This week I will share the first four of the top ten reasons that I believe we need to reframe our view on volatility. I call this my “volatility silver lining playbook.” I hope these points shed more light on what volatility actually is and that, while disconcerting, it can also be a positive. Last year certainly gave us plenty to bite our nails over, and even though it was a tumultuous ride, plenty of good came of it.
Let’s get started.
Volatility is a wake-up call
Volatility reminds us that there is no such thing as an easy dollar in the markets. Until March of 2020, we had been lulled into a “low volatility” coma, and we forgot that the markets can do other things besides make us money. We all know how that ended. Low volatility environments can create a false sense of security, and before you know it, you’re taking on too much risk, and your portfolio is out of balance.
Volatility provides feedback for companies.

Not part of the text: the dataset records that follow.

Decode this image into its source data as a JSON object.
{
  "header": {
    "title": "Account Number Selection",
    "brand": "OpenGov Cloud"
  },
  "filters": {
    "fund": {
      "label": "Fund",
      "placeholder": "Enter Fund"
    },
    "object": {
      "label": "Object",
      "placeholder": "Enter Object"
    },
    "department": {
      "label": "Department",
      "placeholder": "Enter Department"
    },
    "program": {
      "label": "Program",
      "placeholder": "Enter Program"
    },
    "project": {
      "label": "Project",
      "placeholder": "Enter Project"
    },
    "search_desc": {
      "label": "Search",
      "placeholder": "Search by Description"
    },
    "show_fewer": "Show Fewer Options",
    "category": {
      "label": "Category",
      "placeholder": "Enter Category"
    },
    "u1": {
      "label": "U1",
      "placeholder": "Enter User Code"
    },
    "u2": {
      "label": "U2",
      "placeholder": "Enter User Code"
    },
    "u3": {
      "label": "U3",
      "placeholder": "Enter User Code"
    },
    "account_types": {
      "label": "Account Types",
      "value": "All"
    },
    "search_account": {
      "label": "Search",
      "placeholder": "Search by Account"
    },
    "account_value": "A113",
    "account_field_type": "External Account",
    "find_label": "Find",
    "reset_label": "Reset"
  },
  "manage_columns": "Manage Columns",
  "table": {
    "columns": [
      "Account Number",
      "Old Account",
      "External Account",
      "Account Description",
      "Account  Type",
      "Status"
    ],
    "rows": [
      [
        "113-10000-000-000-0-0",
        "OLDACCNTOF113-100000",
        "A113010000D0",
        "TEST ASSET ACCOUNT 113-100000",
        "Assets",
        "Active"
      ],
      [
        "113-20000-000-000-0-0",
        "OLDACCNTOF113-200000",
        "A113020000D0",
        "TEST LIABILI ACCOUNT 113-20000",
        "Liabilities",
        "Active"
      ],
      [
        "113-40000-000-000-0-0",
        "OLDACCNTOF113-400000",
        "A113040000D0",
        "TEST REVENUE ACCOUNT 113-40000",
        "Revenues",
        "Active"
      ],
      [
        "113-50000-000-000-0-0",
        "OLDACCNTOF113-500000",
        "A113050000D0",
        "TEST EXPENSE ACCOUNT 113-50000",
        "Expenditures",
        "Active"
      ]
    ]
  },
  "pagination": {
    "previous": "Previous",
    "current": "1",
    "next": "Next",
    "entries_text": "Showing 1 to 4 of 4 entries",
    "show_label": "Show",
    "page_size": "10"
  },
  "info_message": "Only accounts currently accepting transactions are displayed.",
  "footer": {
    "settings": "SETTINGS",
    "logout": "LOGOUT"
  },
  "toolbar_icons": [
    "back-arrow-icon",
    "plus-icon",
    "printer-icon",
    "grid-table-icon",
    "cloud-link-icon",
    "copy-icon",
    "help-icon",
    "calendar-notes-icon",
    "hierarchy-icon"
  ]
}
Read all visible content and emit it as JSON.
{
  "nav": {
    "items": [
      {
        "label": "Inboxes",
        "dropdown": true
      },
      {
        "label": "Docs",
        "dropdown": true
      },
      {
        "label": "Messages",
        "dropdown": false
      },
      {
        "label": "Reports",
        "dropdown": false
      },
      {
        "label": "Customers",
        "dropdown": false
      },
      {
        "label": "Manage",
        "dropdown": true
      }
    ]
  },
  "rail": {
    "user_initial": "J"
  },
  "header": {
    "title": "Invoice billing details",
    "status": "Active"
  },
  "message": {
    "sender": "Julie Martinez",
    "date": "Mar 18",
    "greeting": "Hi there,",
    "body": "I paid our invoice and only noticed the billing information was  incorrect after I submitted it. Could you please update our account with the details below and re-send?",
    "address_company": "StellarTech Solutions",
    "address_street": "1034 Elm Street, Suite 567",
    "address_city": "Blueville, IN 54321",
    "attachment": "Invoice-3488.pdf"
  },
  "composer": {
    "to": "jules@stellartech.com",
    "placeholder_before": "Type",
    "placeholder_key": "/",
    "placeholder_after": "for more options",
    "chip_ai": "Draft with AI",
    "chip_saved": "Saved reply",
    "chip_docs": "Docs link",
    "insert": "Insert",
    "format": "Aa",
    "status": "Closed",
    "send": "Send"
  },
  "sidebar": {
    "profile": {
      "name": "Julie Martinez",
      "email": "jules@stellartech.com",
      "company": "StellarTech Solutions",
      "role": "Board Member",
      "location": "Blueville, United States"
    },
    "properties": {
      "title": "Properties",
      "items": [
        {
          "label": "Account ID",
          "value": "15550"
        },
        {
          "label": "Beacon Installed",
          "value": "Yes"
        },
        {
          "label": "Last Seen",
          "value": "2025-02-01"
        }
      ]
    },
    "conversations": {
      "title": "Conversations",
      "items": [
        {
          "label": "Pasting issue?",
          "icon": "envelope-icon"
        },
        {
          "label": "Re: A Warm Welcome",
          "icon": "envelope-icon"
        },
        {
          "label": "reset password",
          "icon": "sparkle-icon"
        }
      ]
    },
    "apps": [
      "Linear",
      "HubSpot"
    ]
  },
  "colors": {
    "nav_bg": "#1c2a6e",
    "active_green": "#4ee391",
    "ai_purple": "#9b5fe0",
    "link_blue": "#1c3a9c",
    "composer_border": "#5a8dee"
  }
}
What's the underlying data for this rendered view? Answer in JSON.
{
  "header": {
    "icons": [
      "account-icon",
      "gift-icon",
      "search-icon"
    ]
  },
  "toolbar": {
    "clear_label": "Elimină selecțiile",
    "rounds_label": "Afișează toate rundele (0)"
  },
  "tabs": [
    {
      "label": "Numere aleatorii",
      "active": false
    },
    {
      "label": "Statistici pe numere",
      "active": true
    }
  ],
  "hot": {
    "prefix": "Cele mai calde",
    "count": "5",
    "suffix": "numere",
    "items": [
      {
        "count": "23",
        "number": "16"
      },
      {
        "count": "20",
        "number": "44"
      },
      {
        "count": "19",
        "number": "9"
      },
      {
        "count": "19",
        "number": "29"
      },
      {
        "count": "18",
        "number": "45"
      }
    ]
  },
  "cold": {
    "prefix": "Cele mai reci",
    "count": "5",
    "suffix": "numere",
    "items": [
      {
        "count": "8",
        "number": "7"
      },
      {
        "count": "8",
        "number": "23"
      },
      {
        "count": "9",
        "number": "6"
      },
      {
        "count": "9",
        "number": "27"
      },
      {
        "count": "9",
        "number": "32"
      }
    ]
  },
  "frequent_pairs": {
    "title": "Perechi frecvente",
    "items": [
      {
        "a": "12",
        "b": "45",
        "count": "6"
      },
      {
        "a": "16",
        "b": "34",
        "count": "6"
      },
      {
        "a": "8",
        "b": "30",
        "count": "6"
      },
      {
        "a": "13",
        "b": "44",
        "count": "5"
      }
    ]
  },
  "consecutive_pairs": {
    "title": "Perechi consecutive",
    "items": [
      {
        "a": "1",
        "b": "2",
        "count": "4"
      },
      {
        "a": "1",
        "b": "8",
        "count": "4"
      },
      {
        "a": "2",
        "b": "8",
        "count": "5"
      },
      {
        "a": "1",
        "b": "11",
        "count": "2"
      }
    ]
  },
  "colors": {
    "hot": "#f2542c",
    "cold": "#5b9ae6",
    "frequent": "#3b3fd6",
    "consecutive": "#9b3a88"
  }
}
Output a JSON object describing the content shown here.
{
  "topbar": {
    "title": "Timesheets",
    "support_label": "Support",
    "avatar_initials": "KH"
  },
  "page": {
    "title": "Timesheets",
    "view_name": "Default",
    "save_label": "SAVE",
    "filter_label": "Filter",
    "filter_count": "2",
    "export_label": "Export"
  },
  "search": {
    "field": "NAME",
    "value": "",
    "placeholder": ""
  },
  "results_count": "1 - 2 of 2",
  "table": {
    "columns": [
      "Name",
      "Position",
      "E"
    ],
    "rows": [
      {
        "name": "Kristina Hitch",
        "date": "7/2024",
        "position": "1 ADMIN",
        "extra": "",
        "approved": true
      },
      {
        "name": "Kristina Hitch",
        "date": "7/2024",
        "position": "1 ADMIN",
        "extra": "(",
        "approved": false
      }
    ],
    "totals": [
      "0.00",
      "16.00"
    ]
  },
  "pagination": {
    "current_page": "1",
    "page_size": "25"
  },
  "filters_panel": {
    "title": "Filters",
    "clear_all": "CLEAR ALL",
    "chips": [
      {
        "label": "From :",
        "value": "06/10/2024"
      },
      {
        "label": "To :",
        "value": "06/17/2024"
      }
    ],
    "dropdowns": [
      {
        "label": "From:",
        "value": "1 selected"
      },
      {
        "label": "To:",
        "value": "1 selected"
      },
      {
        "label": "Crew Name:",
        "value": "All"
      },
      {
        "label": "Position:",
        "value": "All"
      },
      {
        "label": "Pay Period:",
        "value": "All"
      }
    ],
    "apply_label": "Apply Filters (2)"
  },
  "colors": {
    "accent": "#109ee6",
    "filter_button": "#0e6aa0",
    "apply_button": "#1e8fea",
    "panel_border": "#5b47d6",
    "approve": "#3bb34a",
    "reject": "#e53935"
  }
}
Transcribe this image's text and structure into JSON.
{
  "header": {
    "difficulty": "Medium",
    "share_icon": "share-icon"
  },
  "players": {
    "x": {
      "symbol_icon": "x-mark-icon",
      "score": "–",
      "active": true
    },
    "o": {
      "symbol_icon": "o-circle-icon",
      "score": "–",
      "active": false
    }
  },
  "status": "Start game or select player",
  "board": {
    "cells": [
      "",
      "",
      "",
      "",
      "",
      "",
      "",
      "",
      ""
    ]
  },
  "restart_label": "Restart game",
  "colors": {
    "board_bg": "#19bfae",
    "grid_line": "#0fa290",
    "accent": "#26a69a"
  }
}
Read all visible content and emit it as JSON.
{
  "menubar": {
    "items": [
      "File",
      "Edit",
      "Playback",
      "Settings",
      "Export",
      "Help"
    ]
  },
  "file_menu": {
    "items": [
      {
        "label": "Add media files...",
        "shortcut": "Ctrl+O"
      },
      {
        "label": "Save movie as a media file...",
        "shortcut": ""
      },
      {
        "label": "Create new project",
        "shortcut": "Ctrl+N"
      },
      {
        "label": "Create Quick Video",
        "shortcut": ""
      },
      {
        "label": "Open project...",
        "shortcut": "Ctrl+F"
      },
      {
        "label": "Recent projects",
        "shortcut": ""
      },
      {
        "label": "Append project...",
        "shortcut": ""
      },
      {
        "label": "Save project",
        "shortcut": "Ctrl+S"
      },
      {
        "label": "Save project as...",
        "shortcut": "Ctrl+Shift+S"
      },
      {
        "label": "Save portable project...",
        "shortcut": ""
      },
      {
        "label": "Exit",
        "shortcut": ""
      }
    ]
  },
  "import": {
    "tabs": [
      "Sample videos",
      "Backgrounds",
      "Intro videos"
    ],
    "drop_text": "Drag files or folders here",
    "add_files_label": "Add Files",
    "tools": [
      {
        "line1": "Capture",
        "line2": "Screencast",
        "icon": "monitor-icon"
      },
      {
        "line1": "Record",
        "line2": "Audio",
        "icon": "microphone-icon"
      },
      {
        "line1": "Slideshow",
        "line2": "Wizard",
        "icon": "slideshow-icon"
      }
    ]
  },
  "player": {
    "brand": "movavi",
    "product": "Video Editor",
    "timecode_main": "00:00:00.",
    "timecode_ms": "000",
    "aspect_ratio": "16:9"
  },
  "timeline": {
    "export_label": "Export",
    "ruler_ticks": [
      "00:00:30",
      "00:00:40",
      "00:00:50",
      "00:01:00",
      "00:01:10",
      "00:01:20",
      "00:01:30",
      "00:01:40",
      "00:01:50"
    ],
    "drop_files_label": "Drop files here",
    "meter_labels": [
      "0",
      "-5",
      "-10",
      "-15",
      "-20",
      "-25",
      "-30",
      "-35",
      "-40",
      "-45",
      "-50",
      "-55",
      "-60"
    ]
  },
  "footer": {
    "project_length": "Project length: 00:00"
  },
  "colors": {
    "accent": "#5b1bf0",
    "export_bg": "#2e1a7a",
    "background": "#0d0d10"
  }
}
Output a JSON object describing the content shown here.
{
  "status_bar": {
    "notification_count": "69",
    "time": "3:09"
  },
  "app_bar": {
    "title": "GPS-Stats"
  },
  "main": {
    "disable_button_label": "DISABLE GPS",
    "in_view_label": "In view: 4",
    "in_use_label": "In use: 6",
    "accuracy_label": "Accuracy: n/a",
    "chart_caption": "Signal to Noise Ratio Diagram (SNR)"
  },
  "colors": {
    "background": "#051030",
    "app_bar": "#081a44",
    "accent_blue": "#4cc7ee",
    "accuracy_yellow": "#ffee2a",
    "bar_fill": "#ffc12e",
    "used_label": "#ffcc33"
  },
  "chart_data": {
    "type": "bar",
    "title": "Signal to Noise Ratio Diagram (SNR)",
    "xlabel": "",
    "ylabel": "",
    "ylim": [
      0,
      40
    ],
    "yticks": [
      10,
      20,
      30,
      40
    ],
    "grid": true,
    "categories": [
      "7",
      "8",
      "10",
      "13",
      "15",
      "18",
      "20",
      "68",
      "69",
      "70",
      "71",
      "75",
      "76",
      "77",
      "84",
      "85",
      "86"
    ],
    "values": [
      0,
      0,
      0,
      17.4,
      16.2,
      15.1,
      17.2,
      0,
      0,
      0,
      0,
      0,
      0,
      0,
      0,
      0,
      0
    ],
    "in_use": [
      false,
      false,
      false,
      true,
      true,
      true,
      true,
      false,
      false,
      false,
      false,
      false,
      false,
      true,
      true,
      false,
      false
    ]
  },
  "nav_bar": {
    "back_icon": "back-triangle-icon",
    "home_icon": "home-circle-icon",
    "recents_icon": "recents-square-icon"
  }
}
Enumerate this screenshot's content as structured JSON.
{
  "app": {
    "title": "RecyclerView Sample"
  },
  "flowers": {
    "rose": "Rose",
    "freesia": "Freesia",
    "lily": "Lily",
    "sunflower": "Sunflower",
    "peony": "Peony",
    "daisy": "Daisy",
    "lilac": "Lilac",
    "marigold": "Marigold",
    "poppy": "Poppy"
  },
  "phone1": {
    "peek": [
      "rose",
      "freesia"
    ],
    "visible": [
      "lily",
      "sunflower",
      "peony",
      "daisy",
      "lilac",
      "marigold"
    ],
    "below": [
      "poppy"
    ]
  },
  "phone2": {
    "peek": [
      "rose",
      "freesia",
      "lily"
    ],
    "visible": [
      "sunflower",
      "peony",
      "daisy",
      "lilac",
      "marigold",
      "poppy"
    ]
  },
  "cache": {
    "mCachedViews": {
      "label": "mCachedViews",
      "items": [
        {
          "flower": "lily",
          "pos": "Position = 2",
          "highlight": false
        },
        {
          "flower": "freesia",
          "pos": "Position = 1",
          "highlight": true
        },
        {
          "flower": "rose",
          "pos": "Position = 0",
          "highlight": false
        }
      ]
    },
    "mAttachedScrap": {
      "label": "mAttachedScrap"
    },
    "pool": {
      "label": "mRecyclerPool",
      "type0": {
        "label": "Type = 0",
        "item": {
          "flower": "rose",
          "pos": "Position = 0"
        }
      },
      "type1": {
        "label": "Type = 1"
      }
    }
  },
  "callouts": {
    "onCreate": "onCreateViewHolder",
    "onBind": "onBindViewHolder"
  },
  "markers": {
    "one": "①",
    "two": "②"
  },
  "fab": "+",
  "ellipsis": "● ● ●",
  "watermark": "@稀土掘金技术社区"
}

We are a capitalism-driven society, which means companies are always attempting to create new approaches and strategies for making money. The free market considers these and decides the winners and losers. The whole time, markets are moving and could care less about the R&D departments of these corporations.
Not all ideas are good ideas, and this is when volatility can step in and be helpful by sending a clear message to companies. The pressure that volatility puts on the company’s stock price may cause them to focus on their best ideas, the ones that may benefit their investors the most in the long term.
Volatility evens the playing field
Mr. and Mrs. Investor often get lost in the frenzy of the stock market with all its high-frequency trading algorithms. These algorithms are actually tied to a stock’s past 100 days of performance, while investors typically take a longer view than that. Algorithms are reliant on numbers and trends in the market. Still, long-term investors, in this case, humans, can do research, have advisors, and can take advantage of subtle shifts and new information to make better investing decisions. When there is a period of volatility, it should call long-term investors to come out and be opportunistic.
Volatility creates churn
If you took a look at a long-term price chart of the S&P 500, you would see that short-term volatility has been in literally every single bull and bear market. To long-term investors like us, short-term volatility can seem like white noise from a 30,000-foot view. At the moment, though, things are very unpredictable, and fundamental shifts may be happening just under the surface of that volatility. Typically, people get scared and sell their most significant positions, often rotating out of the best-performing stocks. I think of this as a reset period. During these reset periods, short-term traders, who aren’t always the best thing for the markets, are easily wiped out.
Tune in next week to learn three more ways volatility can be a silver lining.
P.S. If you enjoyed what you've read here and found it beneficial, we encourage you to share it with your friends and family. I firmly believe that an educated investor is more confident, which leads to healthier finances and fewer sleepless nights.
Until next time...